Task material section start

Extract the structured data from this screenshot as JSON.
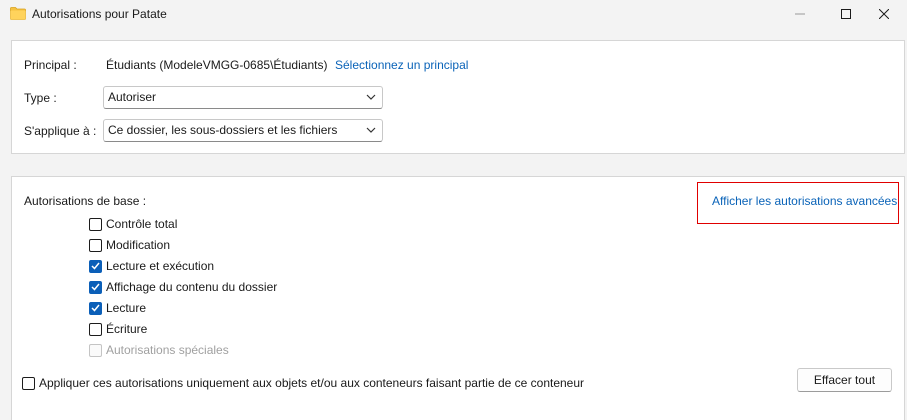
{
  "window": {
    "title": "Autorisations pour Patate",
    "folder_icon": "folder-icon",
    "controls": [
      "minimize-icon",
      "maximize-icon",
      "close-icon"
    ]
  },
  "principal": {
    "label": "Principal :",
    "value": "Étudiants (ModeleVMGG-0685\\Étudiants)",
    "select_link": "Sélectionnez un principal"
  },
  "type": {
    "label": "Type :",
    "selected": "Autoriser"
  },
  "applies_to": {
    "label": "S'applique à :",
    "selected": "Ce dossier, les sous-dossiers et les fichiers"
  },
  "basic": {
    "title": "Autorisations de base :",
    "advanced_link": "Afficher les autorisations avancées",
    "items": [
      {
        "label": "Contrôle total",
        "checked": false,
        "disabled": false
      },
      {
        "label": "Modification",
        "checked": false,
        "disabled": false
      },
      {
        "label": "Lecture et exécution",
        "checked": true,
        "disabled": false
      },
      {
        "label": "Affichage du contenu du dossier",
        "checked": true,
        "disabled": false
      },
      {
        "label": "Lecture",
        "checked": true,
        "disabled": false
      },
      {
        "label": "Écriture",
        "checked": false,
        "disabled": false
      },
      {
        "label": "Autorisations spéciales",
        "checked": false,
        "disabled": true
      }
    ]
  },
  "apply_only": {
    "label": "Appliquer ces autorisations uniquement aux objets et/ou aux conteneurs faisant partie de ce conteneur",
    "checked": false
  },
  "clear_all_label": "Effacer tout",
  "colors": {
    "accent": "#0b5fb8",
    "link": "#0a63b8",
    "highlight": "#e00000"
  }
}
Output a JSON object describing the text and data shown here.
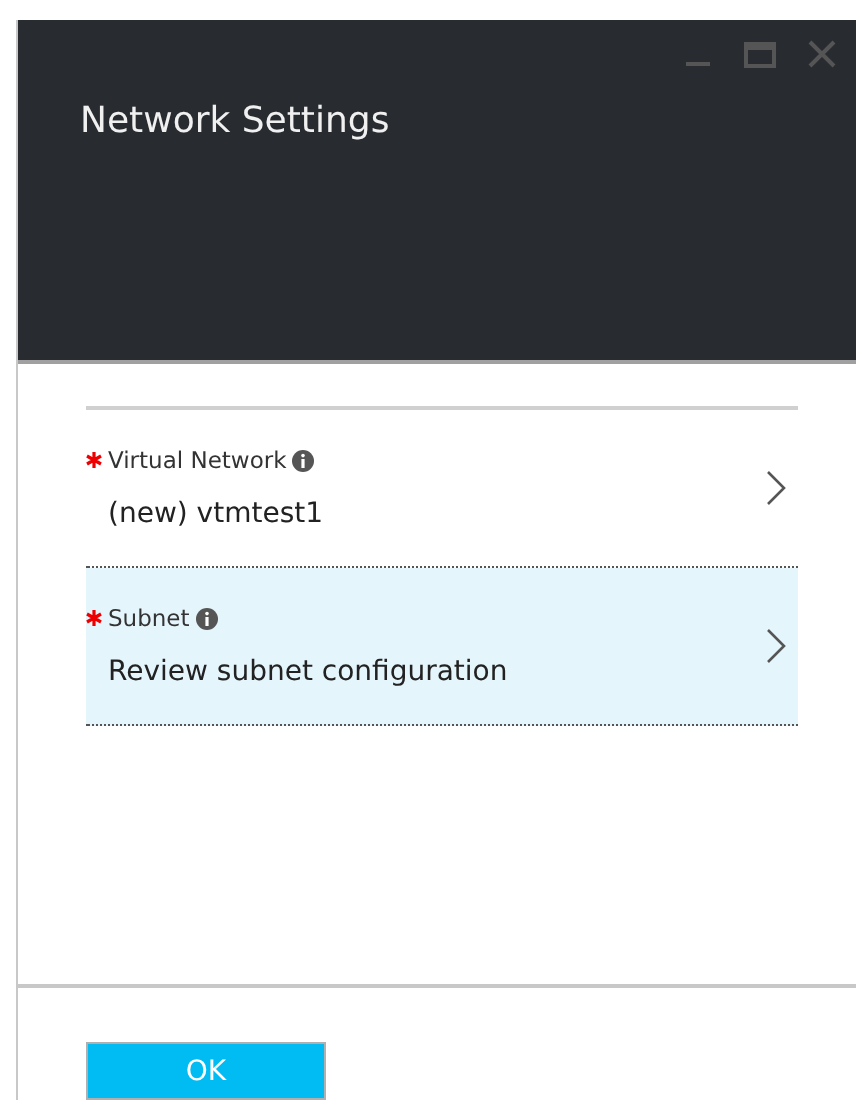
{
  "window": {
    "title": "Network Settings"
  },
  "fields": [
    {
      "label": "Virtual Network",
      "required": true,
      "value": "(new) vtmtest1",
      "selected": false
    },
    {
      "label": "Subnet",
      "required": true,
      "value": "Review subnet configuration",
      "selected": true
    }
  ],
  "buttons": [
    "OK"
  ]
}
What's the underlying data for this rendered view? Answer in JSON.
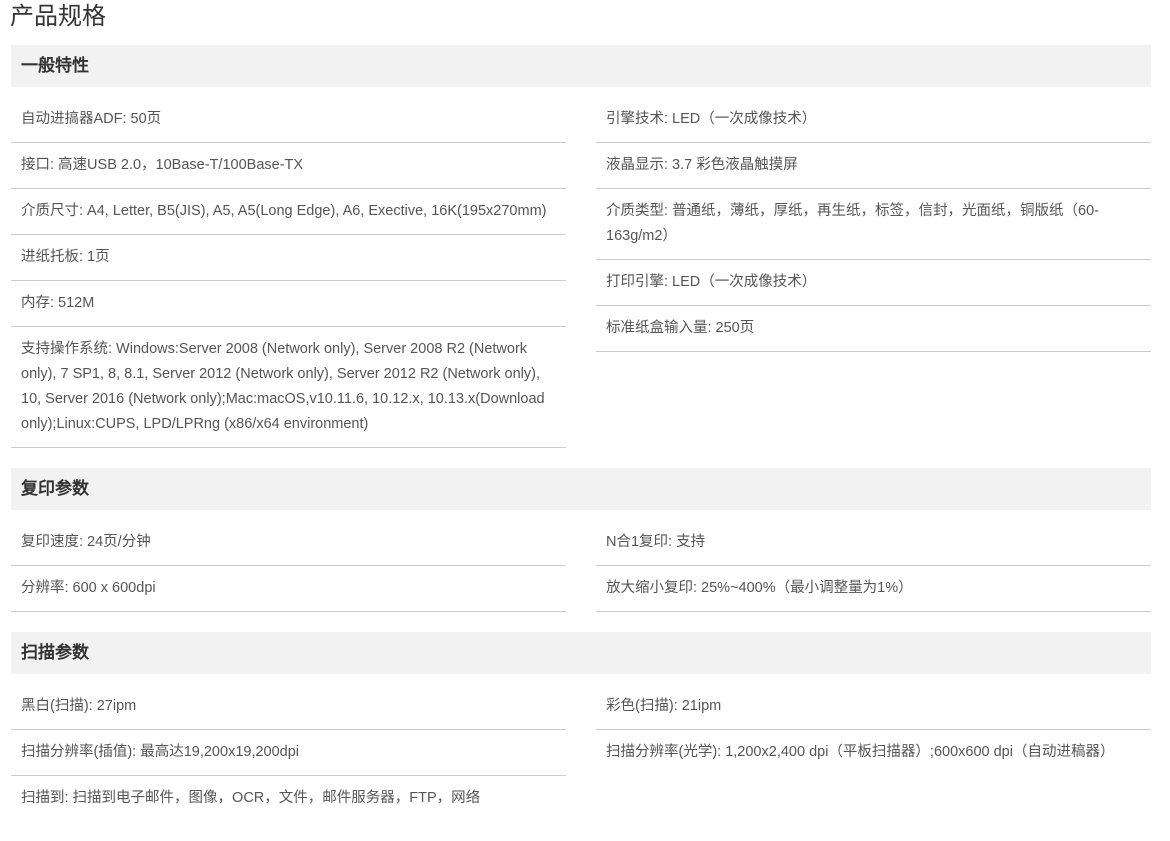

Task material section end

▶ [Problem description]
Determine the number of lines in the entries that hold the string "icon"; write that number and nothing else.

▶ [Your response]
4